Segment Start: PROVIDED INFORMATION

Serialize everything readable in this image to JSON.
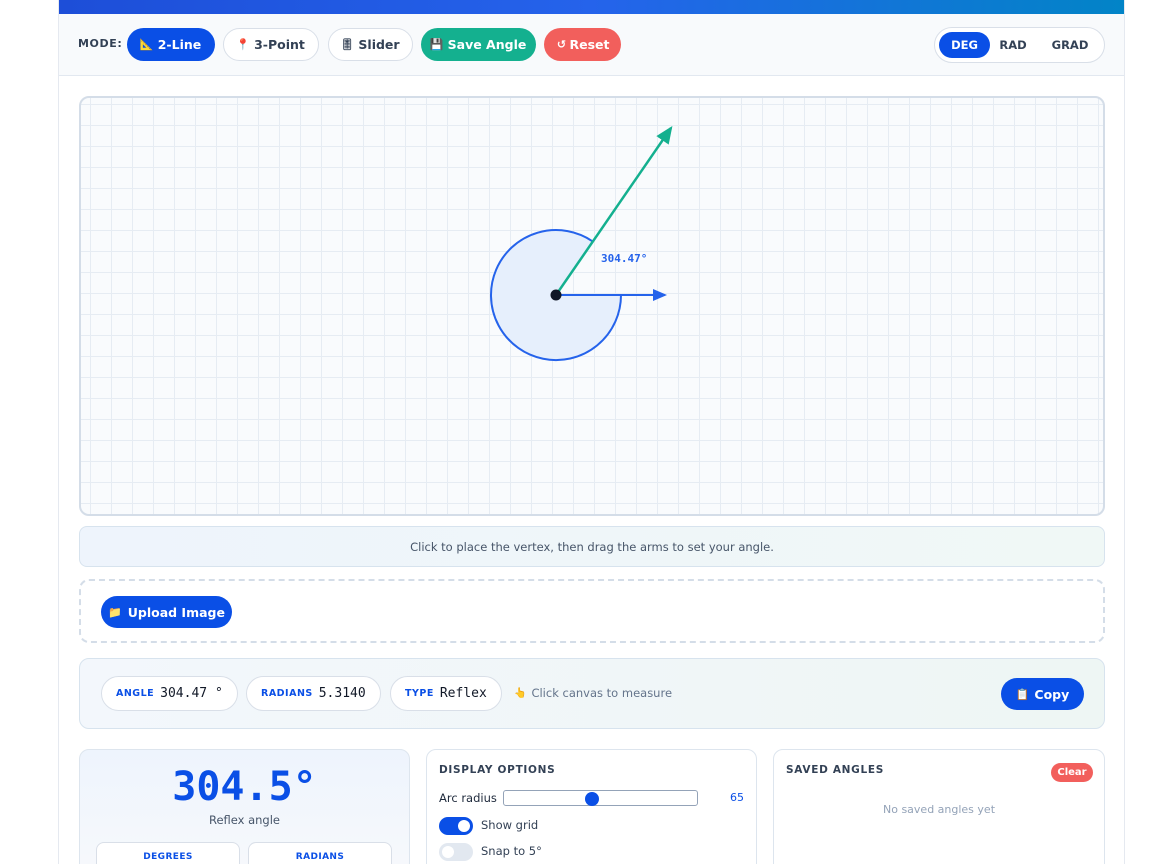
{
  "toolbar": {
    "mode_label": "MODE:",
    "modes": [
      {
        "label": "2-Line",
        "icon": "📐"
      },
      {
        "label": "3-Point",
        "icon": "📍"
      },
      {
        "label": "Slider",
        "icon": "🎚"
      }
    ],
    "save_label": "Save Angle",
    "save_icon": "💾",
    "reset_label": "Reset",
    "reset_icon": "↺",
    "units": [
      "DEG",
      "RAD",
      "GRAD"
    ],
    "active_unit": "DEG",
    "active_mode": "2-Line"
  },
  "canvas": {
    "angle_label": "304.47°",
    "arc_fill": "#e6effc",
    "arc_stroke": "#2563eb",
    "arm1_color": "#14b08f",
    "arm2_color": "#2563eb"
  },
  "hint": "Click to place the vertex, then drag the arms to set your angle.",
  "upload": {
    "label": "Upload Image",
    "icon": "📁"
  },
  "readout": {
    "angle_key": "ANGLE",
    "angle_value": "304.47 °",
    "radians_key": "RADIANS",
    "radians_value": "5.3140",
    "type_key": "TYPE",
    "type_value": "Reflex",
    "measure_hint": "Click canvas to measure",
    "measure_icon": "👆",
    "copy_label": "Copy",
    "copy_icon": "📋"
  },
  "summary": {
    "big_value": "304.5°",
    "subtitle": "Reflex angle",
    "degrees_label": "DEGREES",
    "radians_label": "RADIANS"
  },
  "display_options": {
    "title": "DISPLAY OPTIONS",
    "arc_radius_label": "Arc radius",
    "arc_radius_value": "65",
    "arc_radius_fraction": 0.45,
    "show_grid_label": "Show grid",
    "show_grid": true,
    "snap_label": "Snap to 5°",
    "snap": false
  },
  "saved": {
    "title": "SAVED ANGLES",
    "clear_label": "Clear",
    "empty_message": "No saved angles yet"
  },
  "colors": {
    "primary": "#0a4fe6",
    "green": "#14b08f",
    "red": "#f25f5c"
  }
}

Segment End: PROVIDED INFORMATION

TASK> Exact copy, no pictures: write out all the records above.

EXERCISE OUTPUT>
Serialize everything readable in this image to JSON.
{
  "toolbar": {
    "mode_label": "MODE:",
    "modes": [
      {
        "label": "2-Line",
        "icon": "📐"
      },
      {
        "label": "3-Point",
        "icon": "📍"
      },
      {
        "label": "Slider",
        "icon": "🎚"
      }
    ],
    "save_label": "Save Angle",
    "save_icon": "💾",
    "reset_label": "Reset",
    "reset_icon": "↺",
    "units": [
      "DEG",
      "RAD",
      "GRAD"
    ],
    "active_unit": "DEG",
    "active_mode": "2-Line"
  },
  "canvas": {
    "angle_label": "304.47°",
    "arc_fill": "#e6effc",
    "arc_stroke": "#2563eb",
    "arm1_color": "#14b08f",
    "arm2_color": "#2563eb"
  },
  "hint": "Click to place the vertex, then drag the arms to set your angle.",
  "upload": {
    "label": "Upload Image",
    "icon": "📁"
  },
  "readout": {
    "angle_key": "ANGLE",
    "angle_value": "304.47 °",
    "radians_key": "RADIANS",
    "radians_value": "5.3140",
    "type_key": "TYPE",
    "type_value": "Reflex",
    "measure_hint": "Click canvas to measure",
    "measure_icon": "👆",
    "copy_label": "Copy",
    "copy_icon": "📋"
  },
  "summary": {
    "big_value": "304.5°",
    "subtitle": "Reflex angle",
    "degrees_label": "DEGREES",
    "radians_label": "RADIANS"
  },
  "display_options": {
    "title": "DISPLAY OPTIONS",
    "arc_radius_label": "Arc radius",
    "arc_radius_value": "65",
    "arc_radius_fraction": 0.45,
    "show_grid_label": "Show grid",
    "show_grid": true,
    "snap_label": "Snap to 5°",
    "snap": false
  },
  "saved": {
    "title": "SAVED ANGLES",
    "clear_label": "Clear",
    "empty_message": "No saved angles yet"
  },
  "colors": {
    "primary": "#0a4fe6",
    "green": "#14b08f",
    "red": "#f25f5c"
  }
}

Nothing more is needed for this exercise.